In light of a recent study from The Cochrane Collaboration saying there is no good evidence supporting that Tamiflu reduces admissions to hospital or complications of influenza, the global healthcare research network and the BMJ are asking government and health policy decision makers around the world if they still recommend stockpiling Tamiflu in case of an influenza pandemic.
Avian, swine flu protection
Previous claims about the effectiveness of Tamiflu against complications were a key factor in decisions made by governments around the world to stockpile these drugs in case of a pandemic. The US has spent more than $1.3 billion buying a strategic reserve of antivirals, while the UK government has spent almost GBP424 million ($711 million) for a stockpile of about 40 million doses.
The UK's National Health Service website contains a section dedicated to avian influenza.
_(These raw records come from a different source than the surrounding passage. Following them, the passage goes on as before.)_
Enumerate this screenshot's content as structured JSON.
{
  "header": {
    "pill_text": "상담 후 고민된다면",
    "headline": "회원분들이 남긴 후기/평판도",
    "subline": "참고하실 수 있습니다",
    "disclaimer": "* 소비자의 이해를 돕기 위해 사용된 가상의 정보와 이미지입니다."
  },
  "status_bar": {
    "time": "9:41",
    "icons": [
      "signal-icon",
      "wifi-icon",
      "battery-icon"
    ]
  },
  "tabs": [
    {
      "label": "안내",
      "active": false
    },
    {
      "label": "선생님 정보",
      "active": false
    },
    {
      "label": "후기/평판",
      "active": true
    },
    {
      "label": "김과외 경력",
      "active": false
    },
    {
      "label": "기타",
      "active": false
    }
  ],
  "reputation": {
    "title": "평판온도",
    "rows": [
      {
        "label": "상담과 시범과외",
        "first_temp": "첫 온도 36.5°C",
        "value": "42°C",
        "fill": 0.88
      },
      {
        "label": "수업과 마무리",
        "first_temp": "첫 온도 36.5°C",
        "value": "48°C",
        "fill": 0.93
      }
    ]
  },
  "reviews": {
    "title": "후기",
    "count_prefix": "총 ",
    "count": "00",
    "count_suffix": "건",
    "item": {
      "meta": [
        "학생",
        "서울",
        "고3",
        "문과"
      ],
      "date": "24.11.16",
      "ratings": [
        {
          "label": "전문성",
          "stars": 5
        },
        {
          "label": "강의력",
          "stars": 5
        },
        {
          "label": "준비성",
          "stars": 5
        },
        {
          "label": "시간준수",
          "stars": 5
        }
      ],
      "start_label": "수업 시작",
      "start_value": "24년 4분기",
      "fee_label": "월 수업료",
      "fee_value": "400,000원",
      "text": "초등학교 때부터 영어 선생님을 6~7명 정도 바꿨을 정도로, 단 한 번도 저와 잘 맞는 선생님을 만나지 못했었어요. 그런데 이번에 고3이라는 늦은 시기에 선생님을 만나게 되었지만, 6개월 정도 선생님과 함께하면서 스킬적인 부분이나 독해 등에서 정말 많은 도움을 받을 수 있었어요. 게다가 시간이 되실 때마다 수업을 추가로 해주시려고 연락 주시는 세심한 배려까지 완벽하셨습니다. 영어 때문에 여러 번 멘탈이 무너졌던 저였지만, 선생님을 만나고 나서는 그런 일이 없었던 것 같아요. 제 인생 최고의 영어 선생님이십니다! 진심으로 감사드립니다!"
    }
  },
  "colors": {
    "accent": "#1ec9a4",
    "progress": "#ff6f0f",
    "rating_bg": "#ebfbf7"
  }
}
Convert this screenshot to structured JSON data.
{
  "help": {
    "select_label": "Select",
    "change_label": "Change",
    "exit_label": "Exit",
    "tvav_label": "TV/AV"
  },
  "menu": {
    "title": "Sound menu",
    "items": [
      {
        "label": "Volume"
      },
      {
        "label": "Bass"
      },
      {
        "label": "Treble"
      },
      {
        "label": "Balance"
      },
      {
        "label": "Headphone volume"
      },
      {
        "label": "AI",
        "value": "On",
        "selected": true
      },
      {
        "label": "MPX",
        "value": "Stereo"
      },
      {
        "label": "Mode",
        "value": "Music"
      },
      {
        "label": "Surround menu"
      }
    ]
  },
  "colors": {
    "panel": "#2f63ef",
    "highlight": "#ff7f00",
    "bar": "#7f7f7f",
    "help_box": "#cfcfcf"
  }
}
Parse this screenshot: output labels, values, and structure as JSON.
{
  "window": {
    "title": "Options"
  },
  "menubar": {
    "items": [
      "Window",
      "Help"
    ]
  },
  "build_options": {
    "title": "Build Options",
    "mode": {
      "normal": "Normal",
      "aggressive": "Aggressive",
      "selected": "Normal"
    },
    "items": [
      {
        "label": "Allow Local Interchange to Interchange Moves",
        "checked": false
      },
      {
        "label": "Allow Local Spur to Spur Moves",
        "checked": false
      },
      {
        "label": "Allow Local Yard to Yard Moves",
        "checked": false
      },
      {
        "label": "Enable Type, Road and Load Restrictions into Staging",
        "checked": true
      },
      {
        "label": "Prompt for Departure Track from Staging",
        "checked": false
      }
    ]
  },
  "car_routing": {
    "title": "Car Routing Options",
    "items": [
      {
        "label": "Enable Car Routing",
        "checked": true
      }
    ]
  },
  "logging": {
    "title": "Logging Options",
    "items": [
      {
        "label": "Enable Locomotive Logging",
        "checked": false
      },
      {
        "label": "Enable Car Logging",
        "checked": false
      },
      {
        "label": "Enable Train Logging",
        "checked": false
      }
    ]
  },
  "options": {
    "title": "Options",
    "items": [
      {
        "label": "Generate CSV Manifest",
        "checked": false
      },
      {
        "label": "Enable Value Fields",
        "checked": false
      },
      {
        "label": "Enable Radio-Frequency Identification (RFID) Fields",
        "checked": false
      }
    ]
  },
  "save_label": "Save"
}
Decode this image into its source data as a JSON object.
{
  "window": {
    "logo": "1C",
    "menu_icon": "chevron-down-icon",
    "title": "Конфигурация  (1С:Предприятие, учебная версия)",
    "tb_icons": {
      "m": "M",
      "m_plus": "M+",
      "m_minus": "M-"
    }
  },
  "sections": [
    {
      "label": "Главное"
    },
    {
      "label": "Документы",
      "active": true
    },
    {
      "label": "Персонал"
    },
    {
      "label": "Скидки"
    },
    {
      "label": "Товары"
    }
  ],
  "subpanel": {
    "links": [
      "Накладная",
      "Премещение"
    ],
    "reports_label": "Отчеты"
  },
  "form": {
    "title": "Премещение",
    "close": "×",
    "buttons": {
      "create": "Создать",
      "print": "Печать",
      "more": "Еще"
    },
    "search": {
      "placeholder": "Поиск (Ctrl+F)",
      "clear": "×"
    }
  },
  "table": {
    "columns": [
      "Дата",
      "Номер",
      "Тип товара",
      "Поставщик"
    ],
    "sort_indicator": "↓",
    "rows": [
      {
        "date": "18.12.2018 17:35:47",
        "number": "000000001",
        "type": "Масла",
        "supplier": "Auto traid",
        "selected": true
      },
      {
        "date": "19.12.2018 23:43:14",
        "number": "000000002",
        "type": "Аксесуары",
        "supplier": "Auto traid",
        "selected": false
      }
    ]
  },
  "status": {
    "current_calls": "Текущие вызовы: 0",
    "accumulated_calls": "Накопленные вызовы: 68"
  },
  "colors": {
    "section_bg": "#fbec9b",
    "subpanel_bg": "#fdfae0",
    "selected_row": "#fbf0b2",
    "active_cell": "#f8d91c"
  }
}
It says: "certain antiviral medications have been stockpiled for use in the event of an outbreak. Oseltamivir (Tamiflu), Zanamivir (Relenza) and Peramivir (Actrapid) may help reduce the severity of the condition, prevent complications and help improve the chance of survival".
The worldwide use of Tamiflu has increased dramatically since the outbreak of H1N1 virus (swine flu) in April 2009. It was initially believed that it would reduce hospital admissions. Although the review has confirmed small benefits on symptom relief (the drug can shorten flu symptoms by half a day), there is little to justify that it reduces hospital admissions or the risk of developing confirmed pneumonia, the study says. Along with the evidence of harms from the medication, it raises the question of whether global stockpiling of the drugs is still justifiable given the lack of reliable evidence to support the original claims.
Insufficient grounds to support Tamiflu prevents person-to-person flu spread
Evidence from treatment trials confirms increased risk of suffering from nausea and vomiting, the authors say. When Tamiflu was used in prevention trials, there was an increased risk of headaches, psychiatric disturbances and renal events. Although when used as a preventive treatment, the drug can reduce the risk of people suffering symptomatic influenza, it is unproven that it can stop people carrying the influenza virus and spreading it to others.
The study, "Neuraminidae inhibitors for preventing and treating influenza in healthy adults and children," is based on full internal reports of 20 Tamiflu and 26 Relenza (zanamivir) trials. Evidence suggests there are insufficient grounds to support the use of Tamiflu in preventing person-to-person spread of influenza, the authors state.
Disagreement, however, has emerged regarding the study's findings, and there are claims that it could have "serious implications for public health". Others have noted that some relief from symptoms is better than none at all, while others still have said the findings need to be reviewed.